Title of Thesis/SIP
Date of Completion of Thesis/SIP
Scholarly Inquiry Paper (SIP)
Master of Science in Nursing (MSN)
Le Center, Minnesota

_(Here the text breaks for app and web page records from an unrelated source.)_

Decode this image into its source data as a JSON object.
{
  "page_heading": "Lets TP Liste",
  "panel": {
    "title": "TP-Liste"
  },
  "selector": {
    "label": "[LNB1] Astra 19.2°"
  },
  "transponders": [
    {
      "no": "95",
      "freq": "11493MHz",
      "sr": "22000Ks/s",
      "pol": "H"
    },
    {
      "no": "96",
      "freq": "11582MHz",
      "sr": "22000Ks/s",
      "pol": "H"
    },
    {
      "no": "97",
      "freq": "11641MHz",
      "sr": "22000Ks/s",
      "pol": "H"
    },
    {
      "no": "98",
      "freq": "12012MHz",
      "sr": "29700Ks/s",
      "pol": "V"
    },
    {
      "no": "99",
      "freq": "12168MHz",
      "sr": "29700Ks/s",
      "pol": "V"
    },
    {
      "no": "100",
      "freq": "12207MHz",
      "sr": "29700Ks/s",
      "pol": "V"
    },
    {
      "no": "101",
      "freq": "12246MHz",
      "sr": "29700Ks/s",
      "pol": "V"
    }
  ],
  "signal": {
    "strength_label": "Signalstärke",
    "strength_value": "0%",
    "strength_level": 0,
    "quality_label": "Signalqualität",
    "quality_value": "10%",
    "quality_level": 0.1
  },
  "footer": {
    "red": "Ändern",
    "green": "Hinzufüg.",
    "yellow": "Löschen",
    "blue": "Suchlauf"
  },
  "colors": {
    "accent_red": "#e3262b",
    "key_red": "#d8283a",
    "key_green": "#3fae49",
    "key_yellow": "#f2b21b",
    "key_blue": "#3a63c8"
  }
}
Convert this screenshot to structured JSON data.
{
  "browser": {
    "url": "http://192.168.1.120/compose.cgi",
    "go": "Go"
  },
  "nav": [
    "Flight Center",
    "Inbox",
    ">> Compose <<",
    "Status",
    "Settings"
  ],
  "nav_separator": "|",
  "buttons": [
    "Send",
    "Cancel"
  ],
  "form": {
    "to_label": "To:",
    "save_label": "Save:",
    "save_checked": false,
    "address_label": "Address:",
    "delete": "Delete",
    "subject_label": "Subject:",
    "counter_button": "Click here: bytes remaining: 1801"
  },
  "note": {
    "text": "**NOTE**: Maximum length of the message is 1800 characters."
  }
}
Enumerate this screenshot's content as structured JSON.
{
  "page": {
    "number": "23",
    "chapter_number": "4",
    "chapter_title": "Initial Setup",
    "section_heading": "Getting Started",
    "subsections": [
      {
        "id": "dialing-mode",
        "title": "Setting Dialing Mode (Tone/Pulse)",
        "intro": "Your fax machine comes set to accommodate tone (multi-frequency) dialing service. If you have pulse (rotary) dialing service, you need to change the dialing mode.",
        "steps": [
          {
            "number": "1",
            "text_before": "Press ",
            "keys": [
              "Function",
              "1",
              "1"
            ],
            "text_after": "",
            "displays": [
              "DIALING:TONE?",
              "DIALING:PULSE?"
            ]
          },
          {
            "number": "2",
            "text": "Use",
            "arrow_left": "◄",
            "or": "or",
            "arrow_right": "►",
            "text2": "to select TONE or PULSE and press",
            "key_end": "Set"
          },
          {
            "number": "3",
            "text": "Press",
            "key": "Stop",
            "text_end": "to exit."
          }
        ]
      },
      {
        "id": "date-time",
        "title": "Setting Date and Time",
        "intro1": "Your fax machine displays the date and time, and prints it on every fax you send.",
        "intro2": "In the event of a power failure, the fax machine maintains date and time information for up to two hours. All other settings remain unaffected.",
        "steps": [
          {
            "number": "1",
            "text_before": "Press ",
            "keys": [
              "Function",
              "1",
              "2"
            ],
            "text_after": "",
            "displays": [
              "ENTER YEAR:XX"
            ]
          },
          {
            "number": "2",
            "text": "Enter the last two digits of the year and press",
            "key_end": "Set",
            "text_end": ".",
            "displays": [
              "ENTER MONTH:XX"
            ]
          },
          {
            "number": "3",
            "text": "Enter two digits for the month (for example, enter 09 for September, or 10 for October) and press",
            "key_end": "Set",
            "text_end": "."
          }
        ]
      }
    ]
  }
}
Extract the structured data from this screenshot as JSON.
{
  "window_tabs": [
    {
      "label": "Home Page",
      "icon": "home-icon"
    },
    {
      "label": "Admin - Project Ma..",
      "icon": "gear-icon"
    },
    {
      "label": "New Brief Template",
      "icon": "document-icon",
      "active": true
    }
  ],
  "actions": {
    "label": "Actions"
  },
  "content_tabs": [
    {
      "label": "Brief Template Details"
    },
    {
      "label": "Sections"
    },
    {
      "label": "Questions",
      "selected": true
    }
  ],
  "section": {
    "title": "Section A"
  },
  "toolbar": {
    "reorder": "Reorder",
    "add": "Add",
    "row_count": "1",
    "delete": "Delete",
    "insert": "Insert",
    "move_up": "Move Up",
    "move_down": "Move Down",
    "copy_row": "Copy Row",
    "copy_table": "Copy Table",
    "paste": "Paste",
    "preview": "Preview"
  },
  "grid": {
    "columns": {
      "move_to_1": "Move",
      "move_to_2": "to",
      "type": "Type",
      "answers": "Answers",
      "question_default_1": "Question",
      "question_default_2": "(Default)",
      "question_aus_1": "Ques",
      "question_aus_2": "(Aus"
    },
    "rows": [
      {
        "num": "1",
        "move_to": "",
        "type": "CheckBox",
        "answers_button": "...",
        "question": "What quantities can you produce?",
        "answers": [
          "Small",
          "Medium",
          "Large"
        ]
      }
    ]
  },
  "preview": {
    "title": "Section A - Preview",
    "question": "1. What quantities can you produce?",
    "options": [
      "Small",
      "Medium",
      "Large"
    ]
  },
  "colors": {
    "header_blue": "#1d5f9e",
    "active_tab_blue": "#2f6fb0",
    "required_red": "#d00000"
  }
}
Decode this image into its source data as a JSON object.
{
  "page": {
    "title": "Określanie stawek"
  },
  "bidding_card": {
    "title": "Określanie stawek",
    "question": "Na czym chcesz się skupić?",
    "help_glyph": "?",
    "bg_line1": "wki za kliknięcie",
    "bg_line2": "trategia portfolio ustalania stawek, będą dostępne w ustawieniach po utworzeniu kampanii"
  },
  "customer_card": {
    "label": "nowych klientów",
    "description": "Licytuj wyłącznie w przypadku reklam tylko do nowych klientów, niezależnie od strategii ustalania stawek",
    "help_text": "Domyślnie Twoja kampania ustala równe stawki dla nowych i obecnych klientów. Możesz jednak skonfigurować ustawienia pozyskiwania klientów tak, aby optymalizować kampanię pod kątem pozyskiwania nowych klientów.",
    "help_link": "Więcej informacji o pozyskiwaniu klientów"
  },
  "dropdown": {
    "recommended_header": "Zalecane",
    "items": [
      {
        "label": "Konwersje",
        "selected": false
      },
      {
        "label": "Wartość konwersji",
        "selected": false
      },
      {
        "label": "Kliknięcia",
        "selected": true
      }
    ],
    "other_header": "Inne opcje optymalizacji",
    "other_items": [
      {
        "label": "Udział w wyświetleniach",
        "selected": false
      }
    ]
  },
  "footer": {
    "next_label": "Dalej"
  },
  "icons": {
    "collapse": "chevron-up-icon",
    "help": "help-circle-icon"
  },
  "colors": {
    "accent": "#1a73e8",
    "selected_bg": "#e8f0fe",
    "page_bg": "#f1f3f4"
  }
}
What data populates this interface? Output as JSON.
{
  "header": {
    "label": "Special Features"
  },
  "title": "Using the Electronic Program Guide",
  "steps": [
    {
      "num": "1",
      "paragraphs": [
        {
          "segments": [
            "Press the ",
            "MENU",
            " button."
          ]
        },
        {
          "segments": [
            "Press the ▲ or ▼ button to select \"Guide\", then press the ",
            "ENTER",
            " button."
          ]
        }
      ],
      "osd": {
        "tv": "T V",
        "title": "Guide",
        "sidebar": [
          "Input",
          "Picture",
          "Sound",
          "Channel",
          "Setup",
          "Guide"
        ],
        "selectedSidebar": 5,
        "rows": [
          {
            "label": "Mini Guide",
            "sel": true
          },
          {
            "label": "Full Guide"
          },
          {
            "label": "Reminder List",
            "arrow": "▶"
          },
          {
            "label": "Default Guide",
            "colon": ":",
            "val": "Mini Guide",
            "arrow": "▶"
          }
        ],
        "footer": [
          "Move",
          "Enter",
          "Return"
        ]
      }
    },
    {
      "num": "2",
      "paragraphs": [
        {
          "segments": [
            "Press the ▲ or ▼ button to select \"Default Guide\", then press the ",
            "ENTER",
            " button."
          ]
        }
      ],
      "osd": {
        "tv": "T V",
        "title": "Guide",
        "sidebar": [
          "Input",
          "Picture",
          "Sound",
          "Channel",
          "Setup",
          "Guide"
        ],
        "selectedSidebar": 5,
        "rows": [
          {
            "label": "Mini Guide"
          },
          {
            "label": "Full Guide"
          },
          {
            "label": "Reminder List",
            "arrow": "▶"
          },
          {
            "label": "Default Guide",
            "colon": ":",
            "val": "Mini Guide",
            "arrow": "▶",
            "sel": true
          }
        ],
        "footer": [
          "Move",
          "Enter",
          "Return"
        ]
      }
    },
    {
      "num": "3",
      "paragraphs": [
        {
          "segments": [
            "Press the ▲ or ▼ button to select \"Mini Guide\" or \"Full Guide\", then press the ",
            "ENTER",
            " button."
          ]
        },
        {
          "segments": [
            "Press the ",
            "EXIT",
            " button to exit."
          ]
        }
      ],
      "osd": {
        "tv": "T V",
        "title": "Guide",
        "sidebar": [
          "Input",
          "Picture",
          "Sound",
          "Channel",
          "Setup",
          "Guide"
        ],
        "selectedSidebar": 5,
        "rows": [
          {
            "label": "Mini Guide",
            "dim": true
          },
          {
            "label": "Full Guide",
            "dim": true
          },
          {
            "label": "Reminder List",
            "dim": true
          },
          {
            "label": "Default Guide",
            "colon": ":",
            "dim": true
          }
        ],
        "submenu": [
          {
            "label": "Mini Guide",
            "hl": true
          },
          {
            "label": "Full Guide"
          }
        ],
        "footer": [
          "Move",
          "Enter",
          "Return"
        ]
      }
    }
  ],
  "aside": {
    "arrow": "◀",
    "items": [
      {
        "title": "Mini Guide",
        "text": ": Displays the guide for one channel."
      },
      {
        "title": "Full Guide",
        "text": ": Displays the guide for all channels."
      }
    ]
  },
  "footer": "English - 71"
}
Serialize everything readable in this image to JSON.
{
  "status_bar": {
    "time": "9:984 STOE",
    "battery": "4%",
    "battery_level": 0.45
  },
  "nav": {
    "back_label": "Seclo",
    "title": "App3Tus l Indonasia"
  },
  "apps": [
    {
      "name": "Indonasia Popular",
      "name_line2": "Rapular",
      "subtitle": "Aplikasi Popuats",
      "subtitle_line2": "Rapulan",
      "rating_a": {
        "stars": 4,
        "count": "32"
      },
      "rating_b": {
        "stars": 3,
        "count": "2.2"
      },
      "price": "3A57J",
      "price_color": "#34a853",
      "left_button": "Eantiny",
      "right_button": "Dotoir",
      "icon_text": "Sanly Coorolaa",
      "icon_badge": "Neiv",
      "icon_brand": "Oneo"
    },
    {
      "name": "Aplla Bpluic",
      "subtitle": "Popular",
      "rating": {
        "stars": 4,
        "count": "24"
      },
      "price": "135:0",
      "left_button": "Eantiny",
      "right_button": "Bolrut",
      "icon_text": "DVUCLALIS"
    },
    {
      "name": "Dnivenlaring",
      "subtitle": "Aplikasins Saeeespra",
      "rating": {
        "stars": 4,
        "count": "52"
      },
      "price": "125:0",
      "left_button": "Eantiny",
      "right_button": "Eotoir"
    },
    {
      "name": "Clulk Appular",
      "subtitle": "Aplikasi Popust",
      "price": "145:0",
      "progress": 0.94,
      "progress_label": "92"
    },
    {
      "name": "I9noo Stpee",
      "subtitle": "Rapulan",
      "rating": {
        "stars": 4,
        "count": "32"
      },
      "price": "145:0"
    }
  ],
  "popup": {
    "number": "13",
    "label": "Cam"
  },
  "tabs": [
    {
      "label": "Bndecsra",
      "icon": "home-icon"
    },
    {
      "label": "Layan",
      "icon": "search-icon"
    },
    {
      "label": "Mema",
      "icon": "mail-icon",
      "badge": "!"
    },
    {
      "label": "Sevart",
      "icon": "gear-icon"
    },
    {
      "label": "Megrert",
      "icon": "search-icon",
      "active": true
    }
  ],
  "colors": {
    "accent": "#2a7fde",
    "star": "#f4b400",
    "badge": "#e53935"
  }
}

The growth of the medical field has resulted in an increase of patients with co-morbidities. Many patients admitted to the intensive care unit present (ICU) with multiple co-morbidities. These co-morbidities add to the frailty of the patient. Frailty has an increased an increased 6 month mortality rate (Maguet, Roquilly, Lasocki, Asehnoune,…& Sequin, 2014). Hospital stays, specifically ICU stays, are one of the largest expenditures for Medicare. To reduce costs, ICU lengths of stay need to be shortened. A growing body of evidence supports the feasibility, safety, and short- and long-term functional benefits of early mobility. Early mobility can be maintained throughout the stay in the ICU, as well as, the entire hospitalization. Despite its potential benefits, effective early mobility is not widely practiced in the ICU. Therefore, nurses need to advocate for early mobility for patients in the ICU. Current literature supports a nursing-led protocol to prioritize effective early mobilization in the ICU. Future recommendations based on the evidence supports the implementation of a nursing led protocol that focuses on early mobility to decrease a patient’s length of stay and improve both functional and psychological outcomes, while maintaining quality care and taking into account the needs of each individual patient and institution.
Flicek, Anne, "Developing an Early Mobility Nurse-Led Protocol in Critical Care Patients" (2021). Nursing Masters Papers. 392.